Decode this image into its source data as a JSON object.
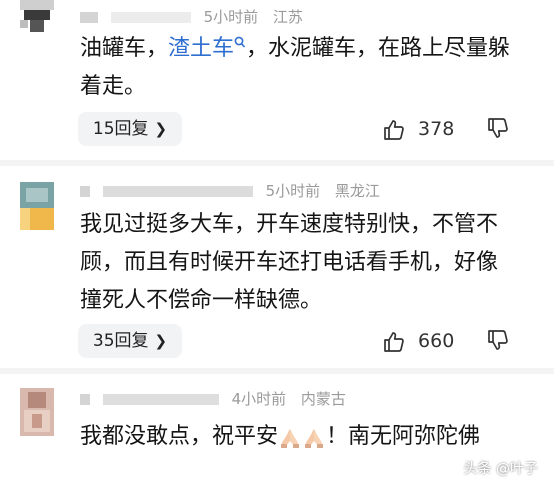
{
  "comments": [
    {
      "time": "5小时前",
      "location": "江苏",
      "text_before": "油罐车，",
      "link": "渣土车",
      "link_icon": "search-icon",
      "text_after": "，水泥罐车，在路上尽量躲着走。",
      "replies": "15回复",
      "likes": "378"
    },
    {
      "time": "5小时前",
      "location": "黑龙江",
      "text": "我见过挺多大车，开车速度特别快，不管不顾，而且有时候开车还打电话看手机，好像撞死人不偿命一样缺德。",
      "replies": "35回复",
      "likes": "660"
    },
    {
      "time": "4小时前",
      "location": "内蒙古",
      "text_before": "我都没敢点，祝平安",
      "emoji": "praying-hands-icon",
      "text_after": "！南无阿弥陀佛"
    }
  ],
  "watermark": "头条 @叶子"
}
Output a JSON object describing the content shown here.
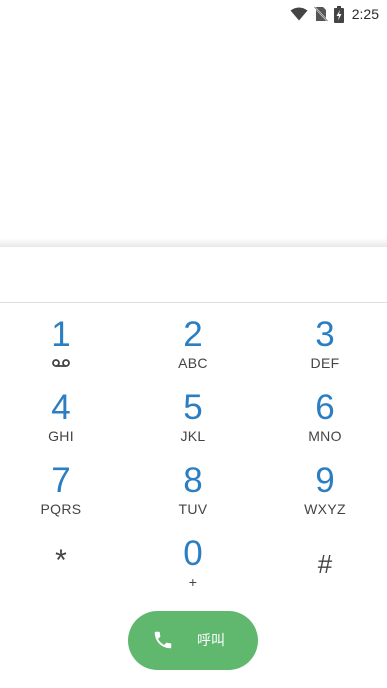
{
  "status_bar": {
    "time": "2:25",
    "icons": [
      "wifi-icon",
      "no-sim-icon",
      "battery-charging-icon"
    ]
  },
  "dialpad": {
    "keys": [
      {
        "digit": "1",
        "letters": "",
        "icon": "voicemail-icon"
      },
      {
        "digit": "2",
        "letters": "ABC"
      },
      {
        "digit": "3",
        "letters": "DEF"
      },
      {
        "digit": "4",
        "letters": "GHI"
      },
      {
        "digit": "5",
        "letters": "JKL"
      },
      {
        "digit": "6",
        "letters": "MNO"
      },
      {
        "digit": "7",
        "letters": "PQRS"
      },
      {
        "digit": "8",
        "letters": "TUV"
      },
      {
        "digit": "9",
        "letters": "WXYZ"
      },
      {
        "digit": "*",
        "letters": ""
      },
      {
        "digit": "0",
        "letters": "+"
      },
      {
        "digit": "#",
        "letters": ""
      }
    ]
  },
  "number_field": {
    "value": ""
  },
  "call_button": {
    "label": "呼叫",
    "icon": "phone-icon",
    "color": "#5fb86d"
  },
  "colors": {
    "digit": "#2c7ec2",
    "letters": "#444444",
    "background": "#ffffff"
  }
}
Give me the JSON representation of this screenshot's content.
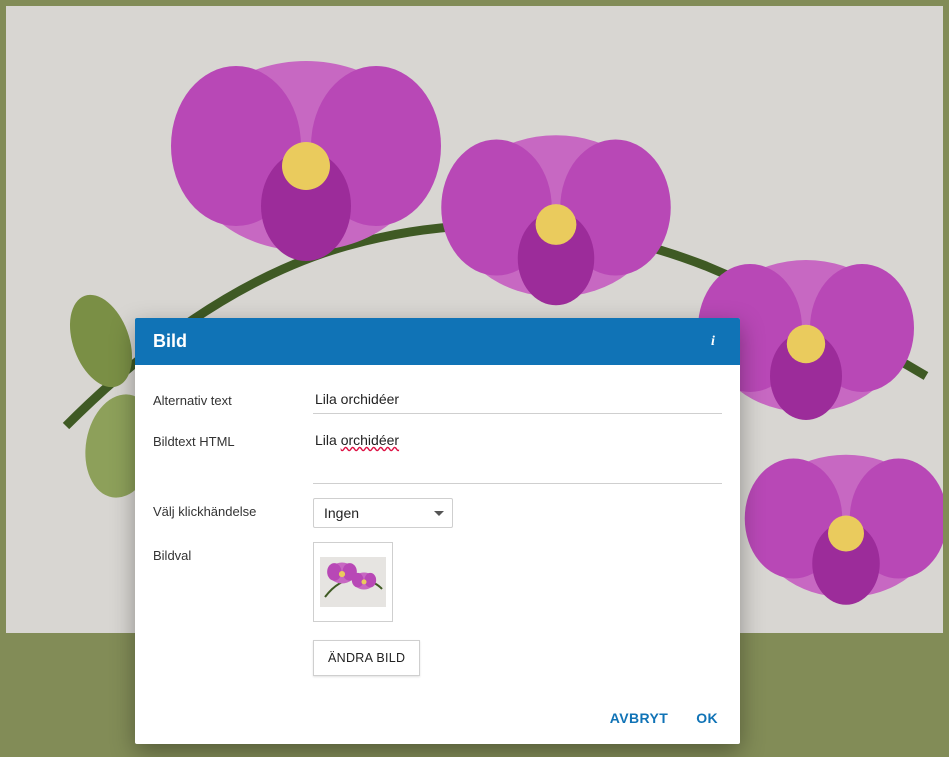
{
  "dialog": {
    "title": "Bild",
    "info_icon": "i",
    "fields": {
      "alt_text": {
        "label": "Alternativ text",
        "value": "Lila orchidéer"
      },
      "caption_html": {
        "label": "Bildtext HTML",
        "value_prefix": "Lila ",
        "value_wavy": "orchidéer"
      },
      "click_event": {
        "label": "Välj klickhändelse",
        "selected": "Ingen"
      },
      "image_select": {
        "label": "Bildval",
        "change_button": "ÄNDRA BILD"
      }
    },
    "actions": {
      "cancel": "AVBRYT",
      "ok": "OK"
    }
  },
  "colors": {
    "page_bg": "#828c57",
    "header_bg": "#1073b6",
    "accent": "#1073b6"
  }
}
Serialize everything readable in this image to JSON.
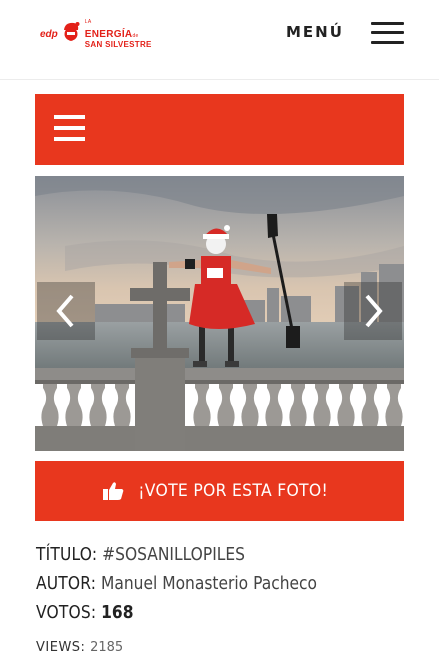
{
  "header": {
    "logo": {
      "edp": "edp",
      "small": "LA",
      "main": "ENERGÍA",
      "small2": "de",
      "sub": "SAN SILVESTRE"
    },
    "menu_label": "MENÚ",
    "icons": [
      "hamburger-menu-icon"
    ]
  },
  "nav_bar": {
    "icon": "hamburger-menu-icon",
    "color": "#e8371e"
  },
  "photo": {
    "icons": [
      "chevron-left-icon",
      "chevron-right-icon"
    ]
  },
  "vote": {
    "icon": "thumbs-up-icon",
    "label": "¡VOTE POR ESTA FOTO!",
    "color": "#e8371e"
  },
  "info": {
    "title_key": "TÍTULO:",
    "title_value": "#SOSANILLOPILES",
    "author_key": "AUTOR:",
    "author_value": "Manuel Monasterio Pacheco",
    "votes_key": "VOTOS:",
    "votes_value": "168",
    "views_key": "VIEWS:",
    "views_value": "2185"
  }
}
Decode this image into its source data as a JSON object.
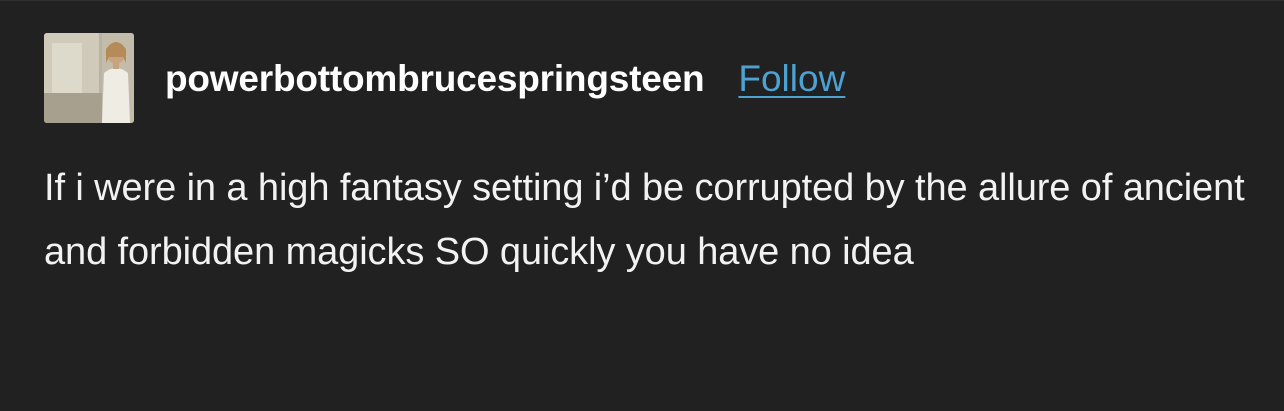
{
  "post": {
    "author": {
      "username": "powerbottombrucespringsteen",
      "avatar_icon": "avatar-photo"
    },
    "follow_label": "Follow",
    "text": "If i were in a high fantasy setting i’d be corrupted by the allure of ancient and forbidden magicks SO quickly you have no idea"
  },
  "colors": {
    "background": "#212121",
    "text": "#f2f2f2",
    "link": "#4ea1d3"
  }
}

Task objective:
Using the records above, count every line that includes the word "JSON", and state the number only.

Result for this exercise:
5